Journal Article

High but stable incidence of subdural haematoma in haemodialysis—a single-centre study

Albert Power, Mohamed Hamady, Seema Singh, Damien Ashby, David Taube and Neill Duncan

in Nephrology Dialysis Transplantation

Published on behalf of European Renal Association - European Dialysis and Transplant Assoc

Volume 25, issue 7, pages 2272-2275
Published in print July 2010 | ISSN: 0931-0509
Published online January 2010 | e-ISSN: 1460-2385 | DOI: http://dx.doi.org/10.1093/ndt/gfq013
High but stable incidence of subdural haematoma in haemodialysis—a single-centre study

Show Summary Details

Preview

Background. The incidence of subdural haematoma (SDH) is high in haemodialysis (HD), with data suggesting an increasing incidence over time. The prognosis remains poor with 40% mortality at 30 days. The extent of this problem in non-US populations has not been described in the literature.

Methods. We conducted a retrospective, single-centre UK study of non-traumatic SDH in patients established on maintenance HD between 1 January 2002 and 1 June 2009.

Results. The prevalence of SDH was 0.4% at our centre with an overall annual incidence of 189 per 100 000 patients. SDH was associated with increased patient age (mean 71.3 ± 8.5 years) but not associated with a higher prevalence of major comorbid conditions and antiplatelet or anticoagulant use. Mortality was high (46% at 30 days, 58% at 1 year). We did not observe a trend to increasing prevalence of this condition over time.

Conclusions.
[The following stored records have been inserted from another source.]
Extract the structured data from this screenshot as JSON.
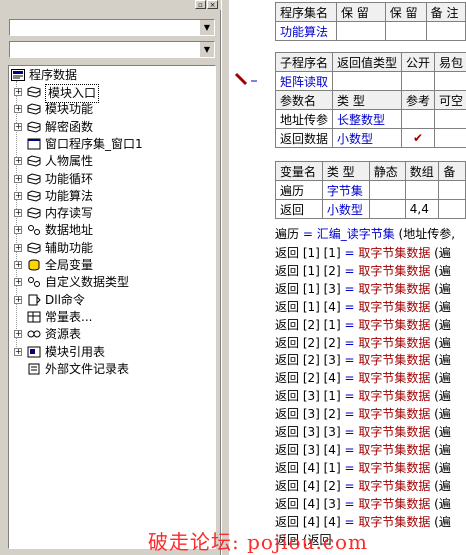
{
  "left_panel": {
    "combo1_value": "",
    "combo2_value": "",
    "tree": {
      "root": "程序数据",
      "items": [
        {
          "label": "模块入口",
          "selected": true
        },
        {
          "label": "模块功能"
        },
        {
          "label": "解密函数"
        },
        {
          "label": "窗口程序集_窗口1"
        },
        {
          "label": "人物属性"
        },
        {
          "label": "功能循环"
        },
        {
          "label": "功能算法"
        },
        {
          "label": "内存读写"
        },
        {
          "label": "数据地址"
        },
        {
          "label": "辅助功能"
        },
        {
          "label": "全局变量"
        },
        {
          "label": "自定义数据类型"
        },
        {
          "label": "Dll命令"
        },
        {
          "label": "常量表..."
        },
        {
          "label": "资源表"
        },
        {
          "label": "模块引用表"
        },
        {
          "label": "外部文件记录表"
        }
      ]
    }
  },
  "assembly_table": {
    "headers": [
      "程序集名",
      "保 留",
      "保 留",
      "备 注"
    ],
    "name": "功能算法"
  },
  "sub_table": {
    "headers": [
      "子程序名",
      "返回值类型",
      "公开",
      "易包"
    ],
    "name": "矩阵读取",
    "param_headers": [
      "参数名",
      "类 型",
      "参考",
      "可空"
    ],
    "params": [
      {
        "name": "地址传参",
        "type": "长整数型",
        "ref": ""
      },
      {
        "name": "返回数据",
        "type": "小数型",
        "ref": "✔"
      }
    ]
  },
  "var_table": {
    "headers": [
      "变量名",
      "类 型",
      "静态",
      "数组",
      "备"
    ],
    "vars": [
      {
        "name": "遍历",
        "type": "字节集",
        "array": ""
      },
      {
        "name": "返回",
        "type": "小数型",
        "array": "4,4"
      }
    ]
  },
  "code": {
    "first_line": {
      "lhs": "遍历",
      "op": " = ",
      "fn": "汇编_读字节集",
      "rest": " (地址传参,"
    },
    "lines": [
      {
        "idx1": "1",
        "idx2": "1"
      },
      {
        "idx1": "1",
        "idx2": "2"
      },
      {
        "idx1": "1",
        "idx2": "3"
      },
      {
        "idx1": "1",
        "idx2": "4"
      },
      {
        "idx1": "2",
        "idx2": "1"
      },
      {
        "idx1": "2",
        "idx2": "2"
      },
      {
        "idx1": "2",
        "idx2": "3"
      },
      {
        "idx1": "2",
        "idx2": "4"
      },
      {
        "idx1": "3",
        "idx2": "1"
      },
      {
        "idx1": "3",
        "idx2": "2"
      },
      {
        "idx1": "3",
        "idx2": "3"
      },
      {
        "idx1": "3",
        "idx2": "4"
      },
      {
        "idx1": "4",
        "idx2": "1"
      },
      {
        "idx1": "4",
        "idx2": "2"
      },
      {
        "idx1": "4",
        "idx2": "3"
      },
      {
        "idx1": "4",
        "idx2": "4"
      }
    ],
    "line_var": "返回",
    "line_fn": "取字节集数据",
    "line_tail": " (遍",
    "last_line": "返回 (返回"
  },
  "watermark": "破走论坛: pojiou.com"
}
SDH has a higher (>20 times) incidence in HD patients than in the general population and is associated with high mortality. Although the prevalence in this study was lower than in published US studies, the incidence rate is similar. Further studies to validate prognostic criteria that guide decisions regarding surgery are required.

Keywords: haemodialysis; haematoma evacuation; subdural haematoma

Journal Article.  2646 words.  Illustrated.

Subjects: Nephrology

Full text: subscription required

How to subscribe Recommend to my Librarian

Users without a subscription are not able to see the full content. Please, subscribe or login to access all content.